__Your task__: When a line in the data below includes "Ovalle", pick it out and copy it.

__Entries shown__:
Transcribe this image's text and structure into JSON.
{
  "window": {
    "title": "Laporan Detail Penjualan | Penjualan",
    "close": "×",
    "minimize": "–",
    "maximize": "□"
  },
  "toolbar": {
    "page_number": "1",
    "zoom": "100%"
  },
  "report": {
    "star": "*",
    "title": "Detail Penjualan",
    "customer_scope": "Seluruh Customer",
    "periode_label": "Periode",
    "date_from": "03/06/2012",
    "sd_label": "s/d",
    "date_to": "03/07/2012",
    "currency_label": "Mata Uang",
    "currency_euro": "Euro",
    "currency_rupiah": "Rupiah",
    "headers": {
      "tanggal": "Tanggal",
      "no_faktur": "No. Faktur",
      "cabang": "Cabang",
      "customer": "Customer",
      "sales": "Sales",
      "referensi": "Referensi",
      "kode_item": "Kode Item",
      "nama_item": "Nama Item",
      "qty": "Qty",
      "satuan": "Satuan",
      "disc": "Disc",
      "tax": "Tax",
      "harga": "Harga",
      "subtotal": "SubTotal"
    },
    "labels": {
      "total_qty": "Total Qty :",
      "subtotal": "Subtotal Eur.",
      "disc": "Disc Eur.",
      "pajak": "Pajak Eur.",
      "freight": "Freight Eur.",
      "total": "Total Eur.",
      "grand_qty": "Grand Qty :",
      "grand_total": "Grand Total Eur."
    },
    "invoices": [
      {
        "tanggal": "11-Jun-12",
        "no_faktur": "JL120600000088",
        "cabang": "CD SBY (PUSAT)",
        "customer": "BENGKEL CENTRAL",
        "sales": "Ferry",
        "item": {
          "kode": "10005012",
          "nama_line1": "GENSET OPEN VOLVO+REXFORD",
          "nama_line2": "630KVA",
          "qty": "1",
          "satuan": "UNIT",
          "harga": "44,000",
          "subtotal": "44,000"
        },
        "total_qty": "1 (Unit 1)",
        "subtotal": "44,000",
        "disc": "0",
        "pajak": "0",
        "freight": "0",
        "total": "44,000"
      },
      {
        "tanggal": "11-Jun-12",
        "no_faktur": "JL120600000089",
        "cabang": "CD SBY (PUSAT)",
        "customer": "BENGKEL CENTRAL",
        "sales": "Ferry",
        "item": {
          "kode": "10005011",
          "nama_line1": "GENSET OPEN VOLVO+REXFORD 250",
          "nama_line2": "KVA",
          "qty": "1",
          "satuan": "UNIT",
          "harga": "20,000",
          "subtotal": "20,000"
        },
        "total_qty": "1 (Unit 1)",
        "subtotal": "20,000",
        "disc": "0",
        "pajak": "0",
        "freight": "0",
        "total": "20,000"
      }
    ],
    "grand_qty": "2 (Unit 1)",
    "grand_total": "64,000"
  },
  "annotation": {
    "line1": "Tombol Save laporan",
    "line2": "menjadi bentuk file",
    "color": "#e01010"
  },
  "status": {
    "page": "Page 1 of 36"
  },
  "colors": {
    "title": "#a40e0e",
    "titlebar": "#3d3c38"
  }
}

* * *

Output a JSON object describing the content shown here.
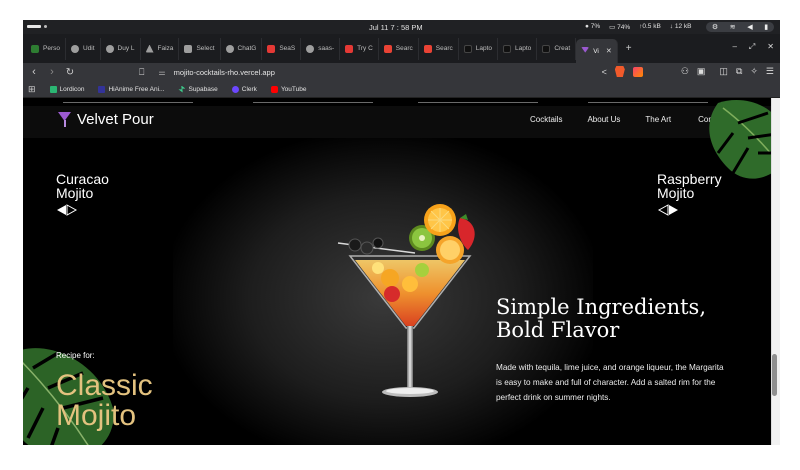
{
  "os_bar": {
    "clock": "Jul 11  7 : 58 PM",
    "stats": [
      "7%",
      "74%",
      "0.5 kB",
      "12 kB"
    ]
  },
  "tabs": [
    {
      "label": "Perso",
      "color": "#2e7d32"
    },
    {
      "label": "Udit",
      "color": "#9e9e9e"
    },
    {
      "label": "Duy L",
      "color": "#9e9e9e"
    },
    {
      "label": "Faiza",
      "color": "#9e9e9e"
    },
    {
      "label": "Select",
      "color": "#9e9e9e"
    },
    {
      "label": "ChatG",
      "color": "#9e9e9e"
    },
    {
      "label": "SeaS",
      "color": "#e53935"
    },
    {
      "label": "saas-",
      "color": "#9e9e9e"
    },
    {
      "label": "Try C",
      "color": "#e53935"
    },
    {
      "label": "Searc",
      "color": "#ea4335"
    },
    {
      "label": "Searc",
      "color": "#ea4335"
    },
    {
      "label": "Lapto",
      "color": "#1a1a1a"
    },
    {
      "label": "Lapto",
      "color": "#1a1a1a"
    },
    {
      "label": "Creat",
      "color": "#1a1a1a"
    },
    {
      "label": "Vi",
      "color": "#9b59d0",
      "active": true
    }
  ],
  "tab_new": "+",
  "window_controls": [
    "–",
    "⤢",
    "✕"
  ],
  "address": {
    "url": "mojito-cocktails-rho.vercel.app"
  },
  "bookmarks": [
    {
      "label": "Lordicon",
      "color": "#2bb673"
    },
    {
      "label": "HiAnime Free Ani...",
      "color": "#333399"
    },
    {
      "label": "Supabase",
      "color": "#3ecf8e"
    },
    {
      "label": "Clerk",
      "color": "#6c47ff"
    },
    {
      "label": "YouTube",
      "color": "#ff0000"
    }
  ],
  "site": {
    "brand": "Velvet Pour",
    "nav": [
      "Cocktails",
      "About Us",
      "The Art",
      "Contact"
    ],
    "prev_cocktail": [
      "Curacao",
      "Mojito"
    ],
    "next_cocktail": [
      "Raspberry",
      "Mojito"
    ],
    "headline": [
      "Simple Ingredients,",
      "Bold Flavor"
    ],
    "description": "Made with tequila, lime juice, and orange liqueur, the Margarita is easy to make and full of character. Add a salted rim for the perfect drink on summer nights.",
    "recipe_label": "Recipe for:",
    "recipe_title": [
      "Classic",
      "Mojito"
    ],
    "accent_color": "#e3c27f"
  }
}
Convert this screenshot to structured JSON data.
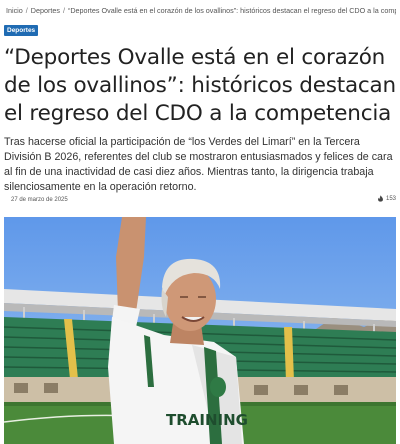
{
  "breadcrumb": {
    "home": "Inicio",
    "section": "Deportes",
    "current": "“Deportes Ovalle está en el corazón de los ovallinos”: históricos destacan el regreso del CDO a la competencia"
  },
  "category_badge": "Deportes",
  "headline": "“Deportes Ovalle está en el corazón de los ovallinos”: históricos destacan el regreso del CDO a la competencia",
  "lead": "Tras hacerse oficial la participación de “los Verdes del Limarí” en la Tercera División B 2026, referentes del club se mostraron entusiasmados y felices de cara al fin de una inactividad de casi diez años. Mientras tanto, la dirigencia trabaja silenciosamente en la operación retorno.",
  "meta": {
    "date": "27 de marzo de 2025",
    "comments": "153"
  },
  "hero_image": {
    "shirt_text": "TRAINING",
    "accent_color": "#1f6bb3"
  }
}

__Written solution__:
    "current": "“Deportes Ovalle está en el corazón de los ovallinos”: históricos destacan el regreso del CDO a la competencia"
  "headline": "“Deportes Ovalle está en el corazón de los ovallinos”: históricos destacan el regreso del CDO a la competencia",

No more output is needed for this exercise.